1. California 3:28
2. La marche du président 4:31
3. Lindberg 5:25
4. C.P.R. Blues 4:04
5. Joe Finger Ledoux 2:40
6. Egg génération 2:42
7. Engagement 7:20
8. Dolorès 4:42
9. Long Flight 4:54

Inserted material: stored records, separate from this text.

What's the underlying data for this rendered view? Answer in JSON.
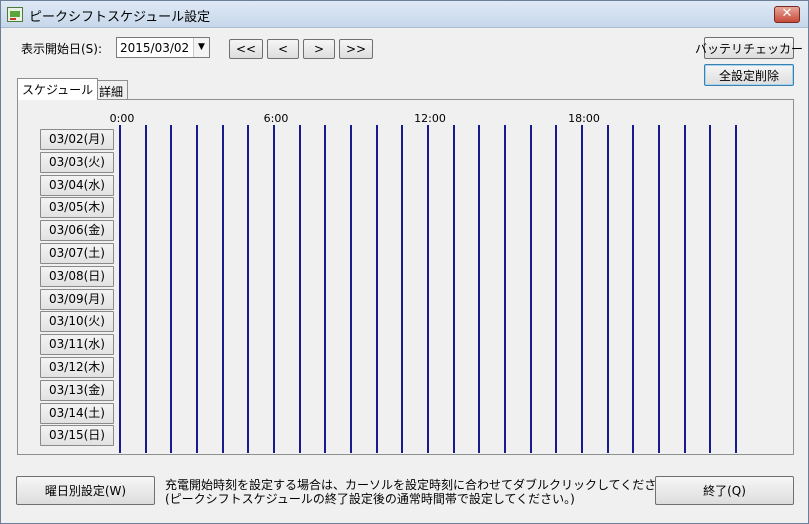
{
  "window": {
    "title": "ピークシフトスケジュール設定",
    "close_glyph": "✕"
  },
  "toolbar": {
    "start_date_label": "表示開始日(S):",
    "start_date_value": "2015/03/02",
    "combo_arrow": "▼",
    "nav": [
      "<<",
      "<",
      ">",
      ">>"
    ],
    "battery_checker_label": "バッテリチェッカー",
    "delete_all_label": "全設定削除"
  },
  "tabs": [
    {
      "label": "スケジュール",
      "active": true
    },
    {
      "label": "詳細",
      "active": false
    }
  ],
  "schedule": {
    "hour_labels": [
      "0:00",
      "6:00",
      "12:00",
      "18:00"
    ],
    "days": [
      "03/02(月)",
      "03/03(火)",
      "03/04(水)",
      "03/05(木)",
      "03/06(金)",
      "03/07(土)",
      "03/08(日)",
      "03/09(月)",
      "03/10(火)",
      "03/11(水)",
      "03/12(木)",
      "03/13(金)",
      "03/14(土)",
      "03/15(日)"
    ]
  },
  "footer": {
    "weekday_settings_label": "曜日別設定(W)",
    "info_line1": "充電開始時刻を設定する場合は、カーソルを設定時刻に合わせてダブルクリックしてください。",
    "info_line2": "(ピークシフトスケジュールの終了設定後の通常時間帯で設定してください。)",
    "exit_label": "終了(Q)"
  }
}
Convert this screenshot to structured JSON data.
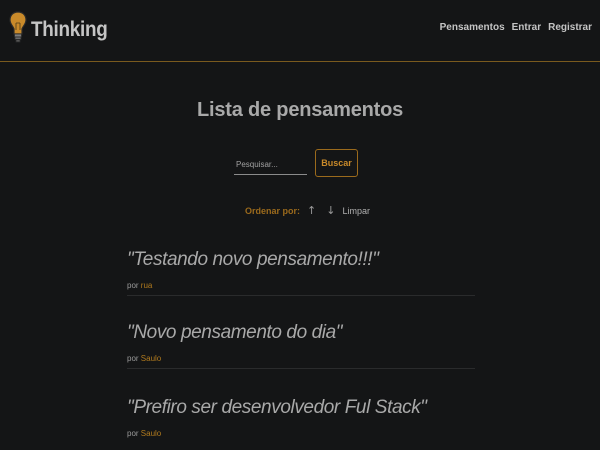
{
  "header": {
    "brand": "Thinking",
    "brand_icon": "lightbulb-icon",
    "nav": [
      "Pensamentos",
      "Entrar",
      "Registrar"
    ]
  },
  "main": {
    "title": "Lista de pensamentos",
    "search": {
      "placeholder": "Pesquisar...",
      "value": "",
      "button": "Buscar"
    },
    "order": {
      "label": "Ordenar por:",
      "asc_icon": "↑",
      "desc_icon": "↓",
      "clear": "Limpar"
    },
    "thoughts": [
      {
        "quote": "\"Testando novo pensamento!!!\"",
        "by": "por",
        "author": "rua"
      },
      {
        "quote": "\"Novo pensamento do dia\"",
        "by": "por",
        "author": "Saulo"
      },
      {
        "quote": "\"Prefiro ser desenvolvedor Ful Stack\"",
        "by": "por",
        "author": "Saulo"
      }
    ]
  },
  "colors": {
    "background": "#141516",
    "accent": "#9b6a1c",
    "text": "#b9b9b9"
  }
}
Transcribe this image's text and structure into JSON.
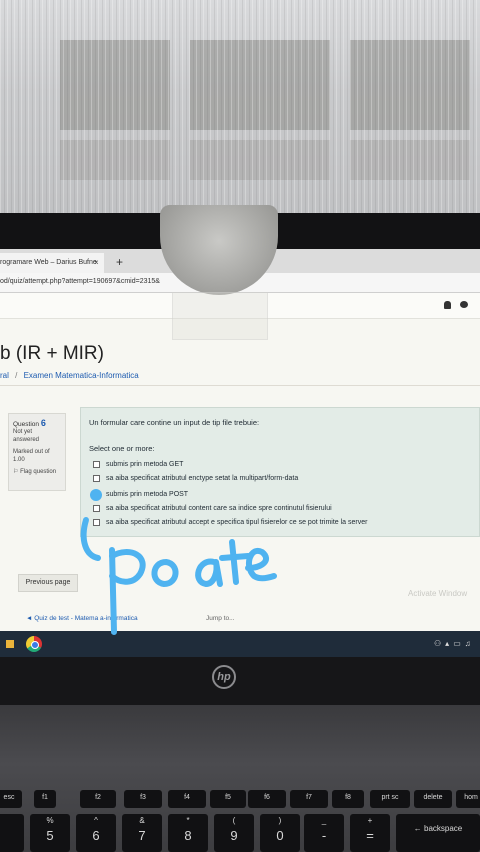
{
  "browser": {
    "tab_title": "rogramare Web – Darius Bufne",
    "tab_close": "×",
    "new_tab": "+",
    "url": "od/quiz/attempt.php?attempt=190697&cmid=2315&"
  },
  "page": {
    "course_title": "b (IR + MIR)",
    "breadcrumb": {
      "first": "ral",
      "separator": "/",
      "current": "Examen Matematica-Informatica"
    },
    "question_info": {
      "label": "Question",
      "number": "6",
      "status_line1": "Not yet",
      "status_line2": "answered",
      "marks_line1": "Marked out of",
      "marks_line2": "1.00",
      "flag": "Flag question"
    },
    "question": {
      "text": "Un formular care contine un input de tip file trebuie:",
      "prompt": "Select one or more:",
      "options": [
        "submis prin metoda GET",
        "sa aiba specificat atributul enctype setat la multipart/form-data",
        "submis prin metoda POST",
        "sa aiba specificat atributul content care sa indice spre continutul fisierului",
        "sa aiba specificat atributul accept      e specifica tipul fisierelor ce se pot trimite la server"
      ]
    },
    "previous_page": "Previous page",
    "quiz_link": "◄ Quiz de test - Matema   a-informatica",
    "jump_to": "Jump to...",
    "watermark": "Activate Window"
  },
  "keyboard": {
    "fn_row": [
      "esc",
      "f1",
      "f2",
      "f3",
      "f4",
      "f5",
      "f6",
      "f7",
      "f8",
      "f9",
      "f10",
      "prt sc",
      "delete",
      "hom"
    ],
    "number_row": [
      {
        "top": "%",
        "bot": "5"
      },
      {
        "top": "^",
        "bot": "6"
      },
      {
        "top": "&",
        "bot": "7"
      },
      {
        "top": "*",
        "bot": "8"
      },
      {
        "top": "(",
        "bot": "9"
      },
      {
        "top": ")",
        "bot": "0"
      },
      {
        "top": "_",
        "bot": "-"
      },
      {
        "top": "+",
        "bot": "="
      }
    ],
    "backspace": "← backspace"
  },
  "laptop": {
    "brand": "hp"
  },
  "handwriting": {
    "text": "poate",
    "color": "#4fb3f0"
  },
  "colors": {
    "accent_link": "#1d5bb0",
    "question_bg": "#e3ece7",
    "taskbar": "#1f2c3a"
  }
}
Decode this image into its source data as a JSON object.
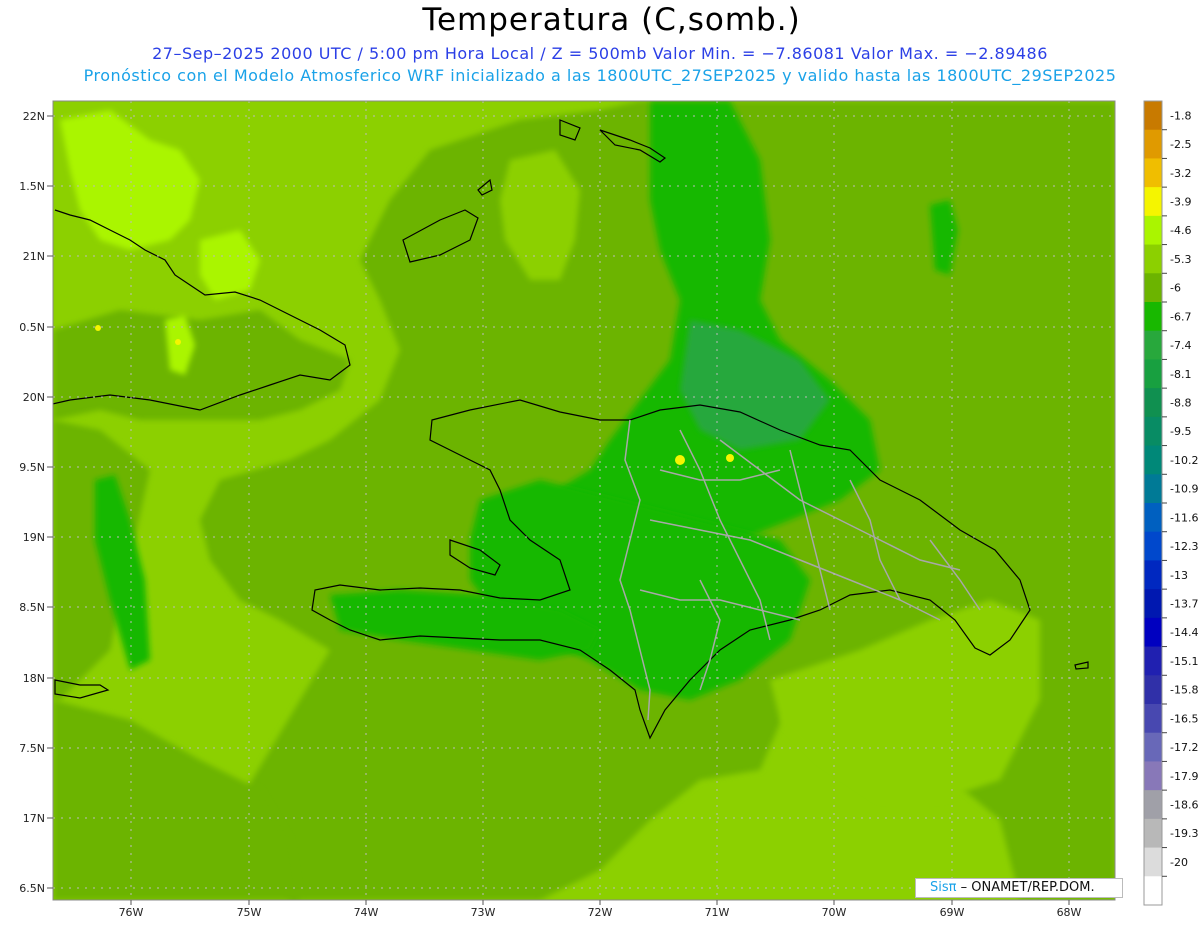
{
  "title": "Temperatura (C,somb.)",
  "subtitle_line1": "27–Sep–2025   2000 UTC / 5:00 pm Hora Local / Z = 500mb   Valor Min. = −7.86081   Valor Max. = −2.89486",
  "subtitle_line2": "Pronóstico con el Modelo Atmosferico WRF inicializado a las 1800UTC_27SEP2025 y valido hasta las  1800UTC_29SEP2025",
  "map": {
    "lat_labels": [
      "22N",
      "1.5N",
      "21N",
      "0.5N",
      "20N",
      "9.5N",
      "19N",
      "8.5N",
      "18N",
      "7.5N",
      "17N",
      "6.5N"
    ],
    "lon_labels": [
      "76W",
      "75W",
      "74W",
      "73W",
      "72W",
      "71W",
      "70W",
      "69W",
      "68W"
    ],
    "lat_range": [
      16.5,
      22.0
    ],
    "lon_range": [
      -76.65,
      -67.6
    ],
    "base_color": "#8cd000"
  },
  "colorbar": {
    "labels": [
      "-1.8",
      "-2.5",
      "-3.2",
      "-3.9",
      "-4.6",
      "-5.3",
      "-6",
      "-6.7",
      "-7.4",
      "-8.1",
      "-8.8",
      "-9.5",
      "-10.2",
      "-10.9",
      "-11.6",
      "-12.3",
      "-13",
      "-13.7",
      "-14.4",
      "-15.1",
      "-15.8",
      "-16.5",
      "-17.2",
      "-17.9",
      "-18.6",
      "-19.3",
      "-20"
    ],
    "colors": [
      "#c87a00",
      "#e09a00",
      "#f0be00",
      "#f5f500",
      "#aaf500",
      "#8cd000",
      "#6cb400",
      "#18b800",
      "#28a83c",
      "#18a040",
      "#109050",
      "#088c64",
      "#008878",
      "#007a96",
      "#0060c0",
      "#0048cc",
      "#0028c0",
      "#0018b0",
      "#0000c0",
      "#2020b0",
      "#3030a8",
      "#4848b0",
      "#6868b8",
      "#8878b8",
      "#a0a0a8",
      "#b8b8b8",
      "#dcdcdc",
      "#ffffff"
    ]
  },
  "credit": {
    "brand": "Sisπ",
    "org": " – ONAMET/REP.DOM."
  }
}
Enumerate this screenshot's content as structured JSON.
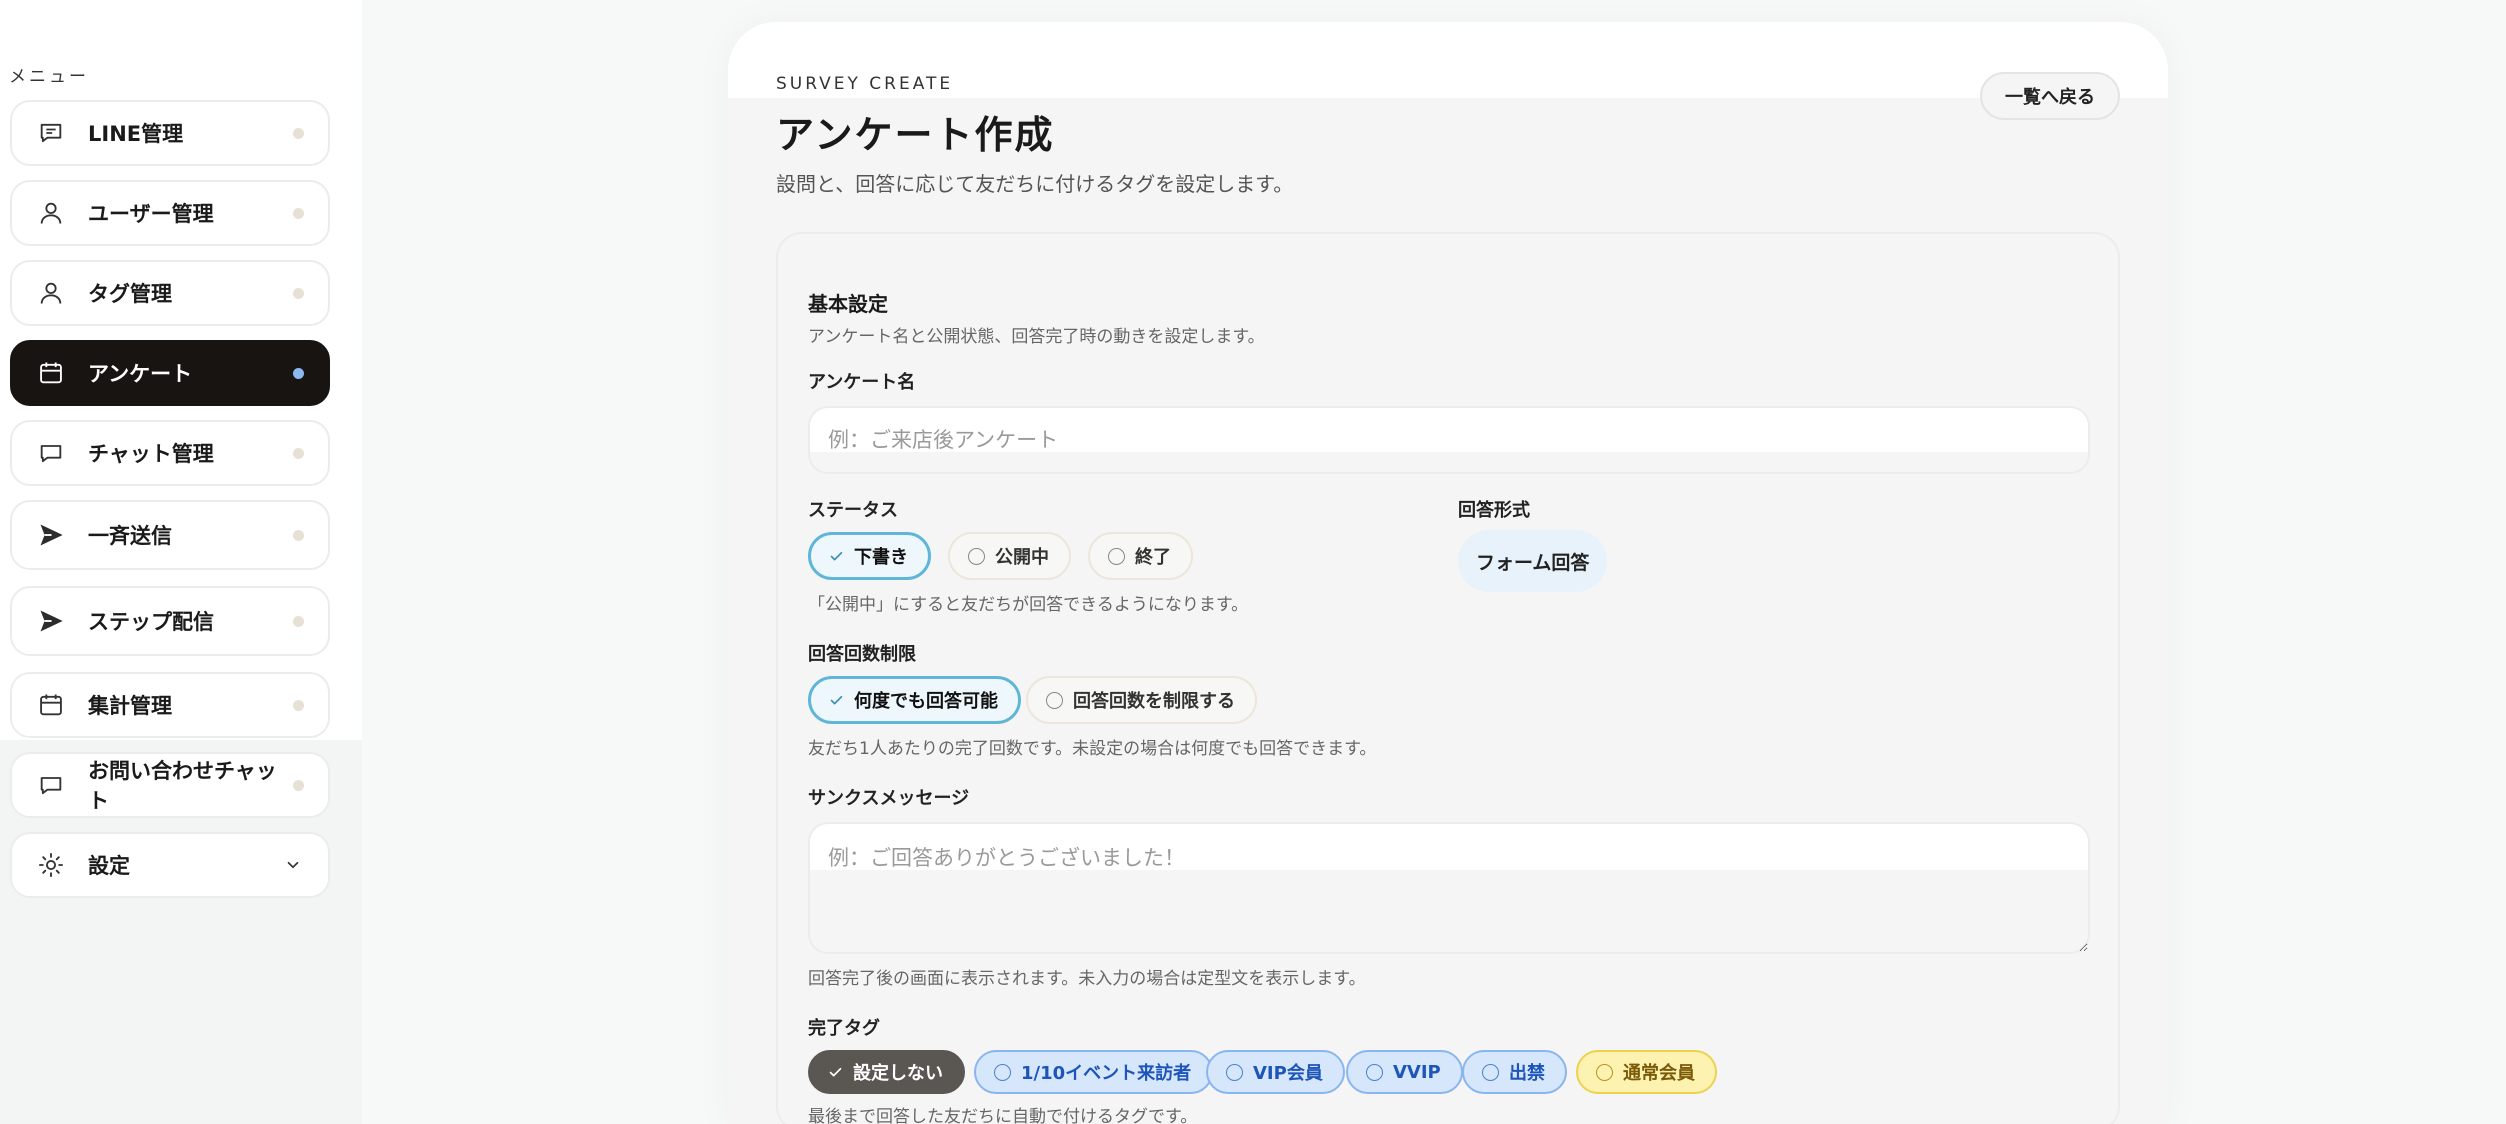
{
  "sidebar": {
    "caption": "メニュー",
    "items": [
      {
        "label": "LINE管理",
        "icon": "chat-bubble-lines-icon"
      },
      {
        "label": "ユーザー管理",
        "icon": "user-icon"
      },
      {
        "label": "タグ管理",
        "icon": "user-icon"
      },
      {
        "label": "アンケート",
        "icon": "calendar-icon",
        "active": true
      },
      {
        "label": "チャット管理",
        "icon": "chat-bubble-icon"
      },
      {
        "label": "一斉送信",
        "icon": "send-icon"
      },
      {
        "label": "ステップ配信",
        "icon": "send-icon"
      },
      {
        "label": "集計管理",
        "icon": "calendar-icon"
      },
      {
        "label": "お問い合わせチャット",
        "icon": "chat-bubble-icon"
      },
      {
        "label": "設定",
        "icon": "gear-icon",
        "expandable": true
      }
    ]
  },
  "header": {
    "eyebrow": "SURVEY CREATE",
    "title": "アンケート作成",
    "description": "設問と、回答に応じて友だちに付けるタグを設定します。",
    "back_label": "一覧へ戻る"
  },
  "basic": {
    "title": "基本設定",
    "description": "アンケート名と公開状態、回答完了時の動きを設定します。",
    "name_label": "アンケート名",
    "name_placeholder": "例：ご来店後アンケート",
    "status_label": "ステータス",
    "status_options": [
      {
        "label": "下書き",
        "selected": true
      },
      {
        "label": "公開中",
        "selected": false
      },
      {
        "label": "終了",
        "selected": false
      }
    ],
    "status_hint": "「公開中」にすると友だちが回答できるようになります。",
    "format_label": "回答形式",
    "format_value": "フォーム回答",
    "limit_label": "回答回数制限",
    "limit_options": [
      {
        "label": "何度でも回答可能",
        "selected": true
      },
      {
        "label": "回答回数を制限する",
        "selected": false
      }
    ],
    "limit_hint": "友だち1人あたりの完了回数です。未設定の場合は何度でも回答できます。",
    "thanks_label": "サンクスメッセージ",
    "thanks_placeholder": "例：ご回答ありがとうございました！",
    "thanks_hint": "回答完了後の画面に表示されます。未入力の場合は定型文を表示します。",
    "tag_label": "完了タグ",
    "tag_options": [
      {
        "label": "設定しない",
        "selected": true,
        "color": "#5a5652"
      },
      {
        "label": "1/10イベント来訪者",
        "selected": false,
        "color": "#d6e6fb"
      },
      {
        "label": "VIP会員",
        "selected": false,
        "color": "#d6e6fb"
      },
      {
        "label": "VVIP",
        "selected": false,
        "color": "#d6e6fb"
      },
      {
        "label": "出禁",
        "selected": false,
        "color": "#d6e6fb"
      },
      {
        "label": "通常会員",
        "selected": false,
        "color": "#fdf2b0"
      }
    ],
    "tag_hint": "最後まで回答した友だちに自動で付けるタグです。"
  },
  "colors": {
    "active_nav": "#171411",
    "active_dot": "#8cb8f2",
    "selected_chip_border": "#5fb6d6"
  }
}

Never before and never after in the history of Québec rock music has an artist undergone such a profound transformation in such little time. Robert Charlebois' previous album was a collection of acoustic folk songs in the French tradition of singer/songwriters Georges Brassens and Félix Leclerc: intelligent but clean and well-spoken. In 1967, Charlebois went to California. He came back a rock & roll dynamo, a stage beast. Ditching his three LPs of guitar strumming, he started anew and recorded Robert Charlebois/Louise Forestier with a rock band and the Quatuor du Jazz Libre du Québec, Quebec's first free jazz quartet. He worked with poets Claude Péloquin and Marcel Sabourin to write psychedelic lyrics closer to the spoken dialect of Québecers, while including plenty of trippy plays on words (Sabourin could be very surrealistic at the time). "Lindberg" can be considered the first Québec psychedelic rock song. Released as a single, it had a tremendous impact on the flower power generation, if only because it included swearing — something never heard before on the prude province's airwaves. "California," "La Marche du Président," "Lindberg," "CPR Blues" also feature singer Louise Forestier and are all mind-expanding rock songs, each one revolutionary at the time. "Engagement," a seven-minute stone jam, established Charlebois as a screamer, a mad performer. Everywhere on this record his sense of melody persists, but the arrangements, the freedom, the license were unheard of. A Québec artist, used to the severeness of Québec culture, had seen San Francisco and simply couldn't do things the right way anymore. This album had a similar impact on young Québecers as the Beatles' Sgt. Pepper's Lonely Hearts Club Band — and, honestly, it's almost as good. Anyone, French speaker or not, interested in psychedelic rock will enjoy this wild album. ~ François Couture, Rovi